Pages That Mention Cumaipi
The geographical and historical dictionary of America and the West Indies [volume 1]
shoal of rock, Vfliich runs into the sea at the entrance of the river Maranan, in the same province.
CUMAIPI, a small river of the country of Las Amazonas, or part of Guayana possessed by the Portuguese. It runs c. under the equinoctial line, and enl^ers tlie Marailon, at its mouth or entrance into the sea.
CUMANA, a province and government of S. America, called also Nueva Andalucia ; though, properly sj)eaking, the latter is only a part of Cuinana, which contains in it also other provinces. It extends 76 geographical leagues from e. to w. from the point of Piedra, the oriental extremity of Tierra Firme, on the coast of Paria, and great mouth of Drago, as far as the mouth of the river Unare, the deep ravines of which form, as it Avere, limits to the w. between this province and that of Venezuela; the waters of the aforesaid river running for a great distance towards the serrama or settlement of Pariguan ; from wliich point the line of division is undecided as far as the river Orinoco, 20 leagues to the s. From the w. to s. it is 270 leagues, namely, from the sea-coast to the great river or country of Las Amazonas, the territory of which is divided by the renowned river Orinoco. On the e. it is terminated by the sea, which surrounds the coast of Paria, the gulf Triste, the mouths of the Orinoco, the river Esquivo and Cayenne ; on the s. no. it is bounded by the Nuevo Reyno de Granada, which extends its limits as far as the river Orinoco, being divided by this river from Guayana. It is a continued serTanitty running along the whole coast from e. to w. being nine or 10 leagues wide ; and although it is not without some llanos or extensive plains, these are but little known, and are entirely impassable, owing to the swamps and lakes caused by the inundations of the rivers which flow down from the sierra. The sierra, in that part which looks to the n. is barren, and in the vicinities of the coast the soil is impregnated with nitre, and is unfruitful. The temperature is healthy but cold, especially at night. The most common productions of this province are maize, which serves as bread, supplying the want of wheat, ^uca root, of which another kind of bread is made, cosabe, plantains, and other fruits and pulse peculiar to America ; also cacao, although with great scarcity, and only in the n. part ; and sugar-canes, which are only cultivated in a sufficient degree to supply the sugar consumed here. It has some cattle ; and although there are means of breeding and feeding many herds, the natives choose rather to supply themselves from

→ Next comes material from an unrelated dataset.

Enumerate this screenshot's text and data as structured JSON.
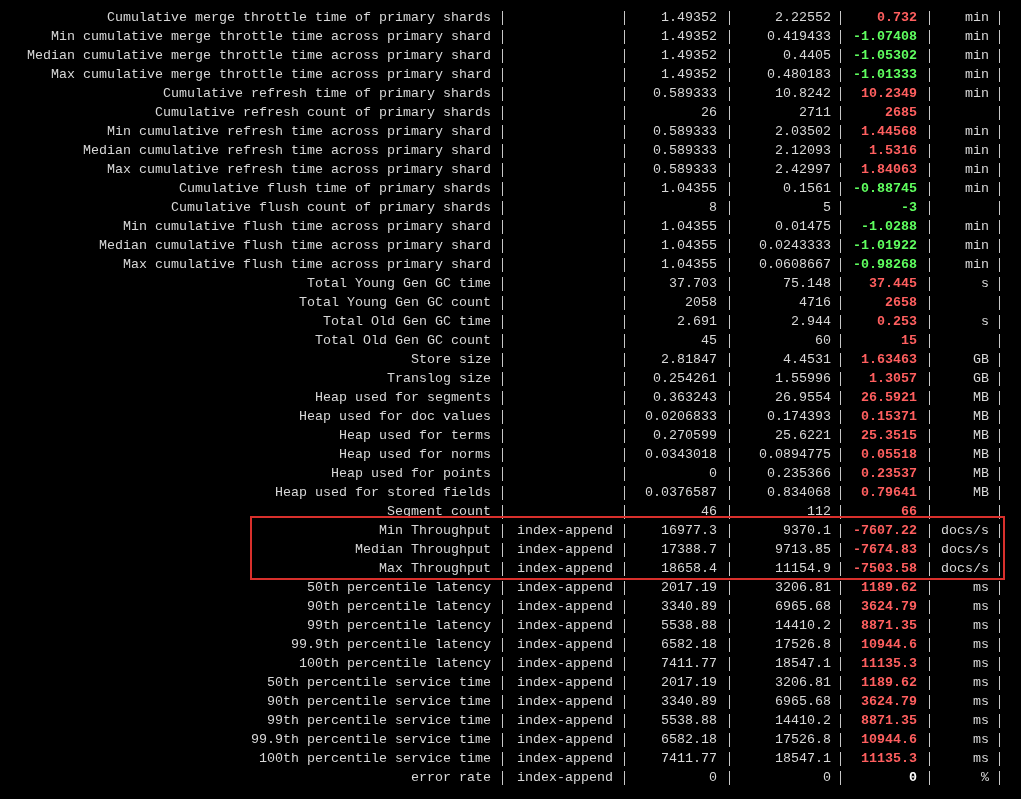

the neighbouring province of Barcelona, notwithstanding the difficulty of bringing them hither over sucli rugged and almost impassable roads. Tlie whole of the coast yields an immense abundance of fish, also of shell fish of various kinds, and of the most delicate flavour. Of these the consumjitiou is very great, and a great proportion of them are salted, and carried to the inland parts ; and to the province of Venezuela alone upwards of 6000 quintals yearly. It has several convenient and secure ports and bays, and indeed the whole coast is covered with them, as the sea is here remarkably calm, and peculiarly so in the celebrated gulf of Cariaco, as also in the gulfs of the lake of Obispo, Juanantar, and Gurintar. It has many very abundant saline grounds, so much so, that the whole coast may be looked upon as forming one ; since in any part of it as many might be established as were necessary ; and this without mentioning that celebrated one of Araya, and those of the gulf Triste, between the settlements of Iraca and Soro, and the Sal Negra, (Black Salt), used only by the Indians. In this province there are only three rivers of consideration, that of Cariaco, of Cumana, and of Guarapiche : the others which flow down from the serrama are of little note, and incorporate themselves with the former before they arrive in the valley. Its jurisdiction contains six settlements belonging to the Spaniards, seven belonging to the Indians, 13 to the missions supported by the Aragonese Capuchin fathers, and 16 belonging to the regular clergy. [From the river Unare to'the city of Cumana, the soil is very fertile. From the Araya to the distance of between 20 and 25 leagues, more to the e. the coast is dry, sandy, and unfruitful. The soil is an inexhaustible mine both of marine and mineral salt. That which is near the Orinoco is fit only for grazing, and this is the use to which it is put. It is here that all the pens of the province are kept. All the rest of this country is admirably fertile. The prairies, the valleys, the hills, proclaim by their verdure and by the description of the produce, that nature has deposited here the most active principles of vegetable life. The most precious trees, the mahogany, the Brazil and Campechy woods, grow even up to the coast of Paria ; and there are found here many rare and agreeable birds. In the interior of the government of Cumana are mountains, some of Avhich are very high : the highest is the Tumeriquiri, which is 936 fathoms above the surface of the sea. The cavern of Guacharo, so famous among the Indians, is in this mountain. It is immense, and serves as an habitation for thousands of night birds, 1 4 B 2